We at Audio UX firmly believe in sound’s ability to evoke passion, loyalty and inspiration. We are constantly inspired by musicians of all styles and genres within the ever-growing mosaic of music in the public sphere.
The frenzy and chaos at the top of the music charts sometimes leaves some of the best new albums in the dust. Here are a couple of lesser-known gems to throw onto your Spotify list this Spring.
- Yves Tumor
- "Serpent Music"
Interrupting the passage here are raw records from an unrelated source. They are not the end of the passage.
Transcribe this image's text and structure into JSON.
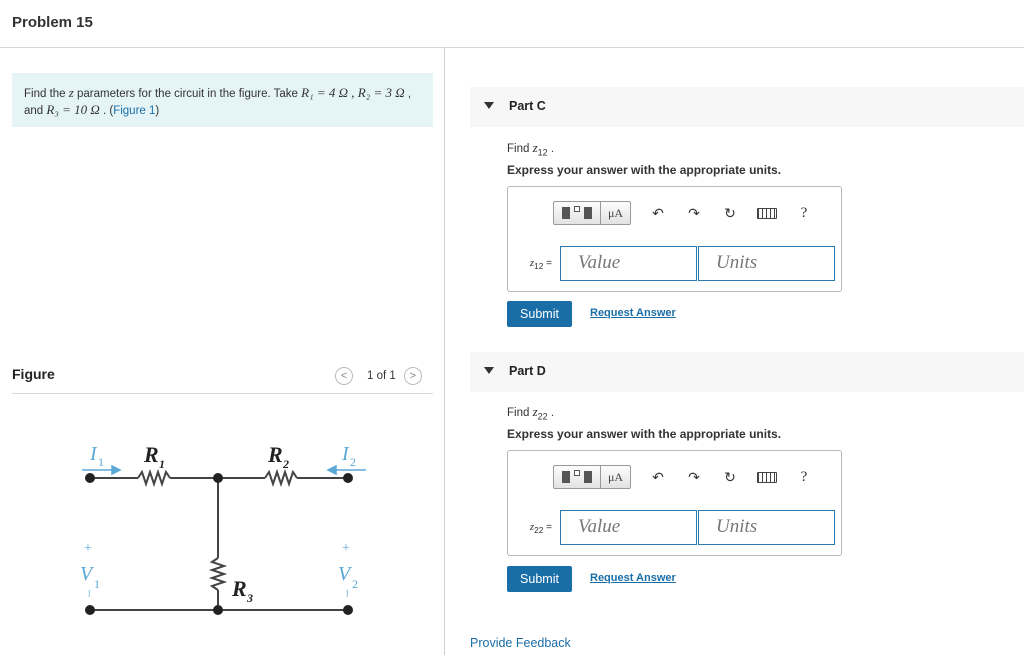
{
  "header": {
    "title": "Problem 15"
  },
  "problem": {
    "text_a": "Find the ",
    "z": "z",
    "text_b": " parameters for the circuit in the figure. Take ",
    "r1_eq": "R₁ = 4 Ω , ",
    "r2_eq": "R₂ = 3 Ω",
    "text_c": " , and ",
    "r3_eq": "R₃ = 10 Ω",
    "text_d": " . (",
    "figure_link": "Figure 1",
    "text_e": ")"
  },
  "figure": {
    "title": "Figure",
    "prev": "<",
    "next": ">",
    "counter": "1 of 1",
    "labels": {
      "I1": "I",
      "I1_sub": "1",
      "I2": "I",
      "I2_sub": "2",
      "R1": "R",
      "R1_sub": "1",
      "R2": "R",
      "R2_sub": "2",
      "R3": "R",
      "R3_sub": "3",
      "V1": "V",
      "V1_sub": "1",
      "V2": "V",
      "V2_sub": "2",
      "plus": "+",
      "minus": "–"
    },
    "colors": {
      "current": "#5aa7d6",
      "wire": "#444444"
    }
  },
  "parts": [
    {
      "label": "Part C",
      "find_text": "Find ",
      "var": "z",
      "var_sub": "12",
      "find_end": " .",
      "express": "Express your answer with the appropriate units.",
      "eq_var": "z",
      "eq_sub": "12",
      "eq_sign": " =",
      "value_placeholder": "Value",
      "units_placeholder": "Units",
      "submit": "Submit",
      "request": "Request Answer"
    },
    {
      "label": "Part D",
      "find_text": "Find ",
      "var": "z",
      "var_sub": "22",
      "find_end": " .",
      "express": "Express your answer with the appropriate units.",
      "eq_var": "z",
      "eq_sub": "22",
      "eq_sign": " =",
      "value_placeholder": "Value",
      "units_placeholder": "Units",
      "submit": "Submit",
      "request": "Request Answer"
    }
  ],
  "toolbar": {
    "units_btn": "μA",
    "undo": "↶",
    "redo": "↷",
    "reset": "↻",
    "help": "?",
    "icons": [
      "templates-icon",
      "units-icon",
      "undo-icon",
      "redo-icon",
      "reset-icon",
      "keyboard-icon",
      "help-icon"
    ]
  },
  "footer": {
    "feedback": "Provide Feedback"
  },
  "colors": {
    "accent": "#1a6ea8",
    "problem_bg": "#e5f4f7",
    "part_bg": "#f7f7f7"
  }
}
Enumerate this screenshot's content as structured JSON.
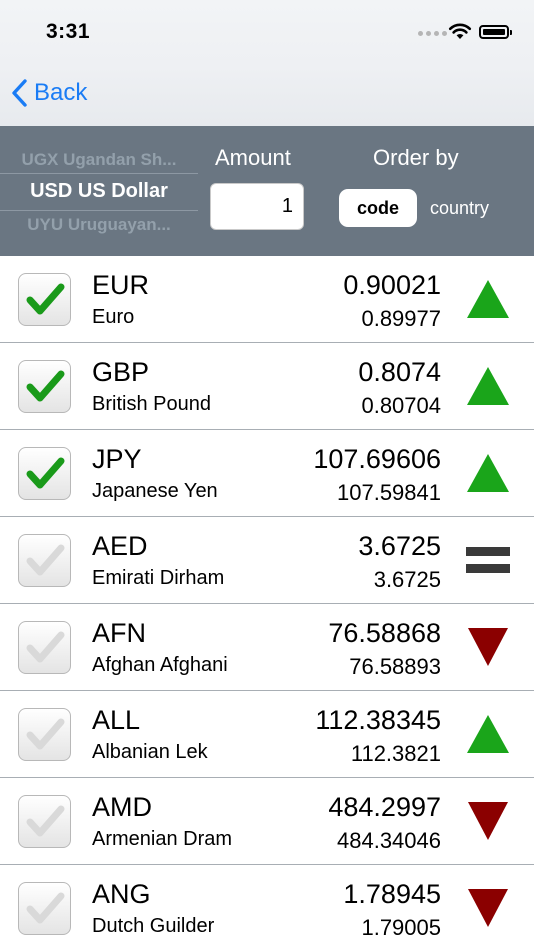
{
  "status_bar": {
    "time": "3:31"
  },
  "nav": {
    "back_label": "Back"
  },
  "picker": {
    "above": "UGX Ugandan Sh...",
    "selected": "USD US Dollar",
    "below": "UYU Uruguayan..."
  },
  "amount": {
    "label": "Amount",
    "value": "1"
  },
  "order_by": {
    "label": "Order by",
    "options": [
      "code",
      "country"
    ],
    "selected": "code"
  },
  "colors": {
    "up": "#1aa51a",
    "down": "#8b0000",
    "equal": "#3a3a3a",
    "check": "#1a9a1a",
    "check_off": "#d9d9d9",
    "back": "#1a7cf5"
  },
  "rates": [
    {
      "code": "EUR",
      "name": "Euro",
      "rate": "0.90021",
      "previous": "0.89977",
      "checked": true,
      "trend": "up"
    },
    {
      "code": "GBP",
      "name": "British Pound",
      "rate": "0.8074",
      "previous": "0.80704",
      "checked": true,
      "trend": "up"
    },
    {
      "code": "JPY",
      "name": "Japanese Yen",
      "rate": "107.69606",
      "previous": "107.59841",
      "checked": true,
      "trend": "up"
    },
    {
      "code": "AED",
      "name": "Emirati Dirham",
      "rate": "3.6725",
      "previous": "3.6725",
      "checked": false,
      "trend": "equal"
    },
    {
      "code": "AFN",
      "name": "Afghan Afghani",
      "rate": "76.58868",
      "previous": "76.58893",
      "checked": false,
      "trend": "down"
    },
    {
      "code": "ALL",
      "name": "Albanian Lek",
      "rate": "112.38345",
      "previous": "112.3821",
      "checked": false,
      "trend": "up"
    },
    {
      "code": "AMD",
      "name": "Armenian Dram",
      "rate": "484.2997",
      "previous": "484.34046",
      "checked": false,
      "trend": "down"
    },
    {
      "code": "ANG",
      "name": "Dutch Guilder",
      "rate": "1.78945",
      "previous": "1.79005",
      "checked": false,
      "trend": "down"
    }
  ]
}
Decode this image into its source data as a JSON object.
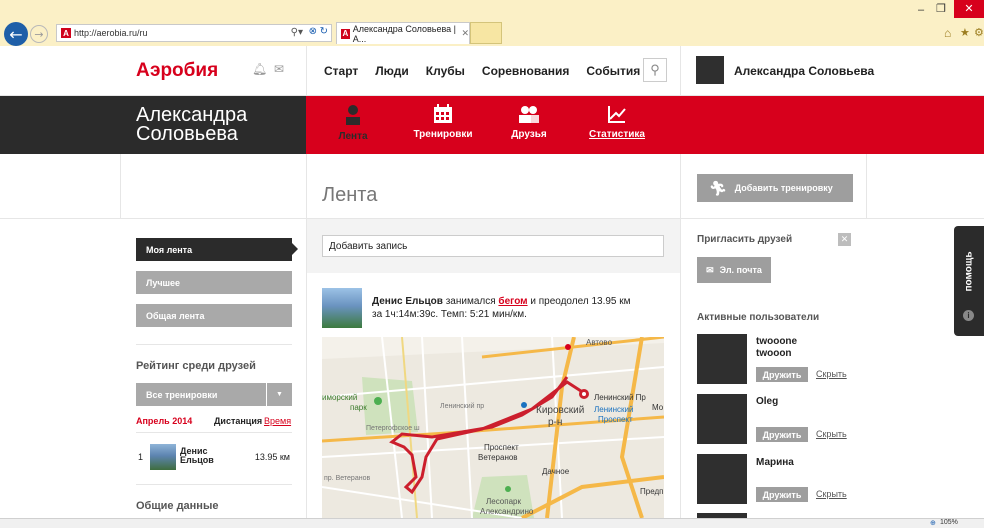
{
  "browser": {
    "url": "http://aerobia.ru/ru",
    "tab_title": "Александра Соловьева | А...",
    "zoom": "105%"
  },
  "site": {
    "logo": "Аэробия",
    "nav": [
      "Старт",
      "Люди",
      "Клубы",
      "Соревнования",
      "События"
    ],
    "user_name": "Александра Соловьева"
  },
  "profile": {
    "name_line1": "Александра",
    "name_line2": "Соловьева",
    "tabs": [
      {
        "label": "Лента",
        "icon": "person-icon",
        "active": true
      },
      {
        "label": "Тренировки",
        "icon": "calendar-icon",
        "active": false
      },
      {
        "label": "Друзья",
        "icon": "friends-icon",
        "active": false
      },
      {
        "label": "Статистика",
        "icon": "chart-icon",
        "active": false
      }
    ]
  },
  "page": {
    "title": "Лента",
    "add_workout": "Добавить тренировку",
    "post_placeholder": "Добавить запись"
  },
  "left_menu": {
    "items": [
      "Моя лента",
      "Лучшее",
      "Общая лента"
    ],
    "rating_title": "Рейтинг среди друзей",
    "rating_select": "Все тренировки",
    "period": "Апрель 2014",
    "col_distance": "Дистанция",
    "col_time": "Время",
    "ranking": [
      {
        "rank": "1",
        "name_line1": "Денис",
        "name_line2": "Ельцов",
        "value": "13.95 км"
      }
    ],
    "general_title": "Общие данные"
  },
  "feed": {
    "author": "Денис Ельцов",
    "text_before": " занимался ",
    "activity": "бегом",
    "text_after": " и преодолел 13.95 км",
    "line2": "за 1ч:14м:39с. Темп: 5:21 мин/км."
  },
  "map": {
    "labels": [
      "Автово",
      "Ленинский Пр",
      "Кировский",
      "р-н",
      "Ленинский",
      "Проспект",
      "Проспект",
      "Ветеранов",
      "Дачное",
      "Лесопарк",
      "Александрино",
      "Предп",
      "иморский",
      "парк",
      "Петергофское ш",
      "пр. Ветеранов",
      "Ленинский пр",
      "Мо"
    ]
  },
  "right": {
    "invite_title": "Пригласить друзей",
    "email_btn": "Эл. почта",
    "active_title": "Активные пользователи",
    "users": [
      {
        "name_line1": "twooone",
        "name_line2": "twooon"
      },
      {
        "name_line1": "Oleg",
        "name_line2": ""
      },
      {
        "name_line1": "Марина",
        "name_line2": ""
      }
    ],
    "befriend": "Дружить",
    "hide": "Скрыть"
  },
  "help_tab": "помощь",
  "colors": {
    "brand_red": "#d7001c",
    "dark": "#2b2b2b",
    "gray_btn": "#a9a9a9"
  }
}
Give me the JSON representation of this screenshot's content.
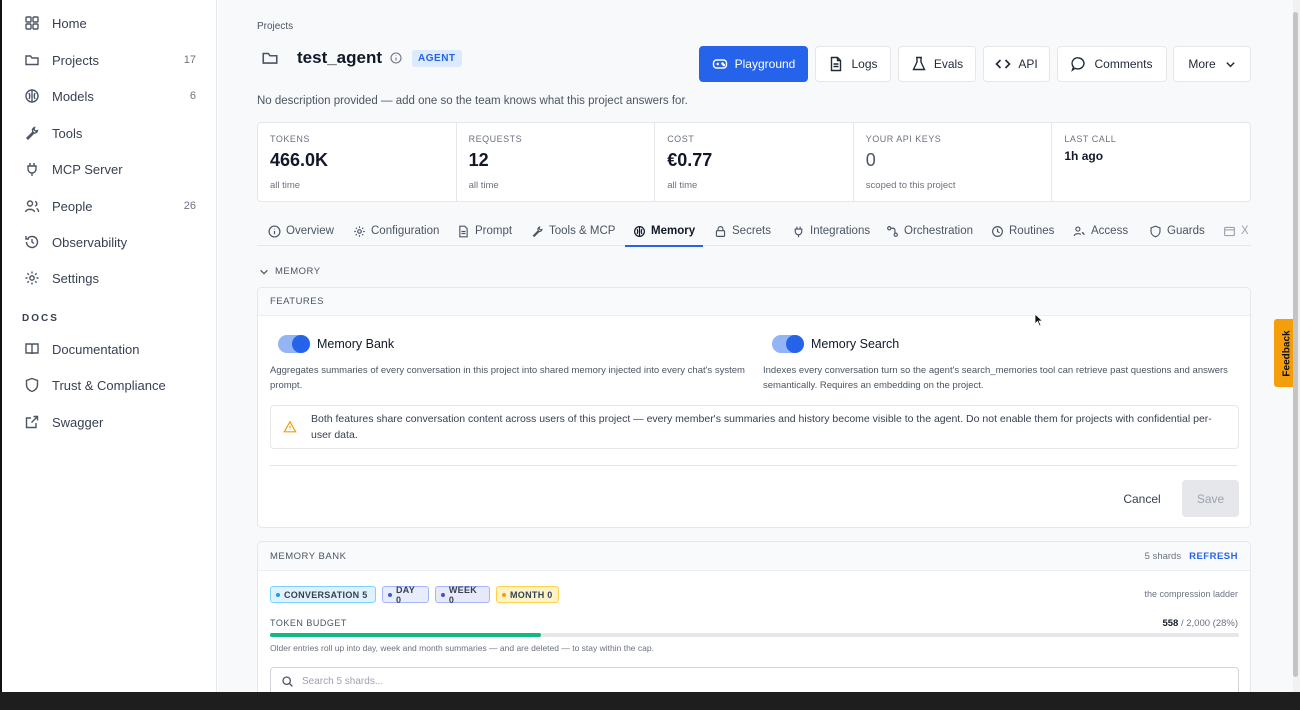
{
  "sidebar": {
    "items": [
      {
        "label": "Home",
        "icon": "home-grid-icon",
        "count": ""
      },
      {
        "label": "Projects",
        "icon": "folder-icon",
        "count": "17"
      },
      {
        "label": "Models",
        "icon": "brain-icon",
        "count": "6"
      },
      {
        "label": "Tools",
        "icon": "wrench-icon",
        "count": ""
      },
      {
        "label": "MCP Server",
        "icon": "plug-icon",
        "count": ""
      },
      {
        "label": "People",
        "icon": "people-icon",
        "count": "26"
      },
      {
        "label": "Observability",
        "icon": "history-icon",
        "count": ""
      },
      {
        "label": "Settings",
        "icon": "gear-icon",
        "count": ""
      }
    ],
    "docs_heading": "DOCS",
    "docs": [
      {
        "label": "Documentation",
        "icon": "book-icon"
      },
      {
        "label": "Trust & Compliance",
        "icon": "shield-icon"
      },
      {
        "label": "Swagger",
        "icon": "external-link-icon"
      }
    ]
  },
  "header": {
    "breadcrumb": "Projects",
    "title": "test_agent",
    "badge": "AGENT",
    "description": "No description provided — add one so the team knows what this project answers for.",
    "buttons": {
      "playground": "Playground",
      "logs": "Logs",
      "evals": "Evals",
      "api": "API",
      "comments": "Comments",
      "more": "More"
    }
  },
  "stats": [
    {
      "label": "TOKENS",
      "value": "466.0K",
      "sub": "all time"
    },
    {
      "label": "REQUESTS",
      "value": "12",
      "sub": "all time"
    },
    {
      "label": "COST",
      "value": "€0.77",
      "sub": "all time"
    },
    {
      "label": "YOUR API KEYS",
      "value": "0",
      "sub": "scoped to this project"
    },
    {
      "label": "LAST CALL",
      "value": "1h ago",
      "sub": ""
    }
  ],
  "tabs": [
    {
      "label": "Overview"
    },
    {
      "label": "Configuration"
    },
    {
      "label": "Prompt"
    },
    {
      "label": "Tools & MCP"
    },
    {
      "label": "Memory"
    },
    {
      "label": "Secrets"
    },
    {
      "label": "Integrations"
    },
    {
      "label": "Orchestration"
    },
    {
      "label": "Routines"
    },
    {
      "label": "Access"
    },
    {
      "label": "Guards"
    },
    {
      "label": "X"
    }
  ],
  "active_tab": "Memory",
  "memory": {
    "section_label": "MEMORY",
    "features_label": "FEATURES",
    "memory_bank": {
      "label": "Memory Bank",
      "enabled": true,
      "description": "Aggregates summaries of every conversation in this project into shared memory injected into every chat's system prompt."
    },
    "memory_search": {
      "label": "Memory Search",
      "enabled": true,
      "description": "Indexes every conversation turn so the agent's search_memories tool can retrieve past questions and answers semantically. Requires an embedding on the project."
    },
    "warning": "Both features share conversation content across users of this project — every member's summaries and history become visible to the agent. Do not enable them for projects with confidential per-user data.",
    "cancel_label": "Cancel",
    "save_label": "Save"
  },
  "memory_bank_panel": {
    "heading": "MEMORY BANK",
    "shards": "5 shards",
    "refresh_label": "REFRESH",
    "pills": [
      {
        "label": "CONVERSATION 5",
        "color": "#0ea5e9"
      },
      {
        "label": "DAY 0",
        "color": "#3b5bdb"
      },
      {
        "label": "WEEK 0",
        "color": "#4c51bf"
      },
      {
        "label": "MONTH 0",
        "color": "#f59e0b"
      }
    ],
    "ladder_label": "the compression ladder",
    "token_budget_label": "TOKEN BUDGET",
    "token_used": "558",
    "token_rest": " / 2,000 (28%)",
    "token_fraction": 0.28,
    "token_note": "Older entries roll up into day, week and month summaries — and are deleted — to stay within the cap.",
    "search_placeholder": "Search 5 shards..."
  },
  "feedback_label": "Feedback",
  "colors": {
    "accent": "#2563eb",
    "progress": "#10b981",
    "warning": "#f59e0b"
  }
}
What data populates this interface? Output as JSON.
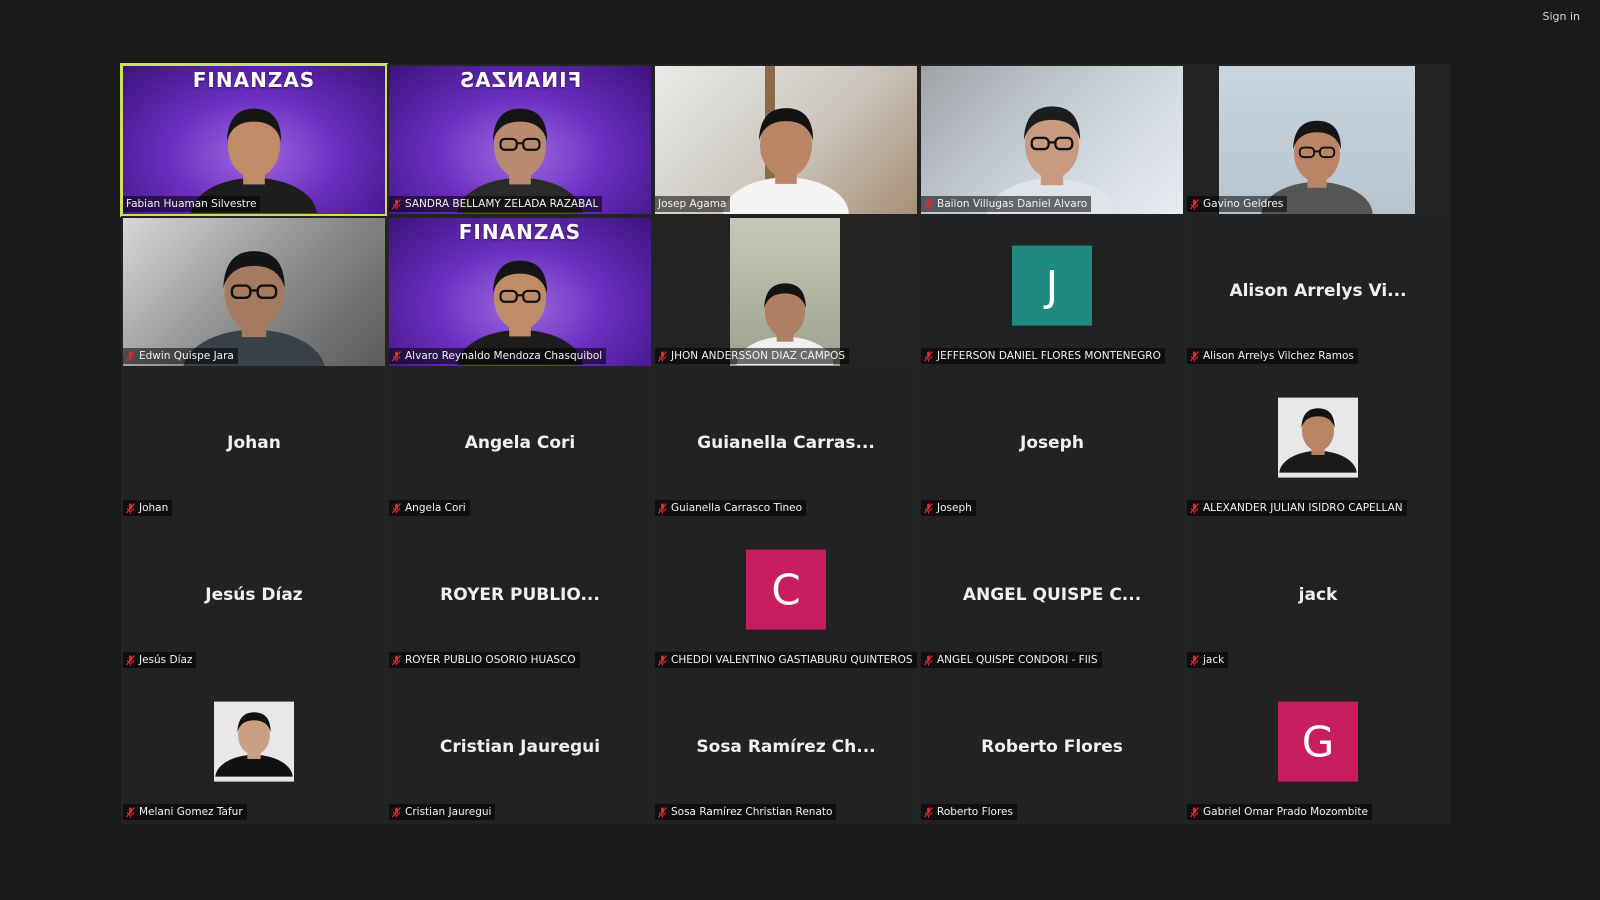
{
  "window": {
    "signin_label": "Sign in"
  },
  "colors": {
    "background": "#1a1a1a",
    "tile": "#232323",
    "active_speaker_border": "#cde05a",
    "avatar_teal": "#1f8a80",
    "avatar_magenta": "#c81d5e",
    "muted_icon": "#e02828"
  },
  "participants": [
    {
      "label": "Fabian Huaman Silvestre",
      "kind": "video-finanzas",
      "speaking": true,
      "muted": false,
      "overlay": "FINANZAS"
    },
    {
      "label": "SANDRA BELLAMY ZELADA RAZABAL",
      "kind": "video-finanzas-mirrored",
      "muted": true,
      "overlay": "FINANZAS"
    },
    {
      "label": "Josep Agama",
      "kind": "video-room",
      "muted": false
    },
    {
      "label": "Bailon Villugas Daniel Alvaro",
      "kind": "video-blue",
      "muted": true
    },
    {
      "label": "Gavino Geldres",
      "kind": "video-narrow",
      "muted": true
    },
    {
      "label": "Edwin Quispe Jara",
      "kind": "video-gray",
      "muted": true
    },
    {
      "label": "Alvaro Reynaldo Mendoza Chasquibol",
      "kind": "video-finanzas",
      "muted": true,
      "overlay": "FINANZAS"
    },
    {
      "label": "JHON ANDERSSON DIAZ CAMPOS",
      "kind": "video-narrow-room",
      "muted": true
    },
    {
      "label": "JEFFERSON DANIEL FLORES MONTENEGRO",
      "kind": "avatar",
      "letter": "J",
      "avatar_color": "#1f8a80",
      "muted": true
    },
    {
      "label": "Alison Arrelys Vilchez Ramos",
      "kind": "name",
      "display": "Alison  Arrelys  Vi...",
      "muted": true
    },
    {
      "label": "Johan",
      "kind": "name",
      "display": "Johan",
      "muted": true
    },
    {
      "label": "Angela Cori",
      "kind": "name",
      "display": "Angela Cori",
      "muted": true
    },
    {
      "label": "Guianella Carrasco Tineo",
      "kind": "name",
      "display": "Guianella  Carras...",
      "muted": true
    },
    {
      "label": "Joseph",
      "kind": "name",
      "display": "Joseph",
      "muted": true
    },
    {
      "label": "ALEXANDER JULIAN ISIDRO CAPELLAN",
      "kind": "photo",
      "muted": true
    },
    {
      "label": "Jesús Díaz",
      "kind": "name",
      "display": "Jesús Díaz",
      "muted": true
    },
    {
      "label": "ROYER PUBLIO OSORIO HUASCO",
      "kind": "name",
      "display": "ROYER  PUBLIO...",
      "muted": true
    },
    {
      "label": "CHEDDI VALENTINO GASTIABURU QUINTEROS",
      "kind": "avatar",
      "letter": "C",
      "avatar_color": "#c81d5e",
      "muted": true
    },
    {
      "label": "ANGEL QUISPE CONDORI - FIIS",
      "kind": "name",
      "display": "ANGEL  QUISPE  C...",
      "muted": true
    },
    {
      "label": "jack",
      "kind": "name",
      "display": "jack",
      "muted": true
    },
    {
      "label": "Melani Gomez Tafur",
      "kind": "photo-female",
      "muted": true
    },
    {
      "label": "Cristian Jauregui",
      "kind": "name",
      "display": "Cristian Jauregui",
      "muted": true
    },
    {
      "label": "Sosa Ramírez Christian Renato",
      "kind": "name",
      "display": "Sosa  Ramírez  Ch...",
      "muted": true
    },
    {
      "label": "Roberto Flores",
      "kind": "name",
      "display": "Roberto Flores",
      "muted": true
    },
    {
      "label": "Gabriel Omar Prado Mozombite",
      "kind": "avatar",
      "letter": "G",
      "avatar_color": "#c81d5e",
      "muted": true
    }
  ]
}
Publicly elusive, creatively mysterious and all-around smooth experimental god, Yves Tumor takes us to new heights with last year’s Serpent Music. Prepare to be bathed in a dream-like, atmospheric panorama of sultry, groovy experimental funk and soul.
- Les Halles
Les Halles, moniker of French lo-fi ambient musician, Baptiste Martin brings us another installment of his kaleidoscopic auditory landscapes. This time it’s all pan flutes, tape loops and gentle, noisy synths.
- Julianna Barwick
Julianna Barwick has been killing the vocal-based ambient game since her debut release in 2009. Her latest offering shows off a new, perhaps darker side. Her genius on Will scored her an impressive 8.2 on Pitchfork. She’s certainly not to be missed.
- Andy Shauf
- "The Party"
Andy Shauf, an impossibly unique indie virtuoso gave us his second album last year. The Party - a semi-concept album with lyrics depicting a night of unanticipated social encounters is refreshingly distinct and beautiful. Shauf plays all the instruments (besides the strings), giving it an unrivaled intimacy.
- Masayoshi Fujita & Jan Jelinek
German electronic minimalist Jan Jelinek paired up with Japanese vibraphone virtuoso, Masayoshi Fujita for their impressive sophomore release, Schaum. Exoctica has pretty much been in a coma since the late 1960s. However, one could argue that Schaum is an evolution of the once provocative and vibrant genre. Prepared vibraphone and abstract electronic textures wrapped in astral spring reverbs come together to make a modern space age masterpiece.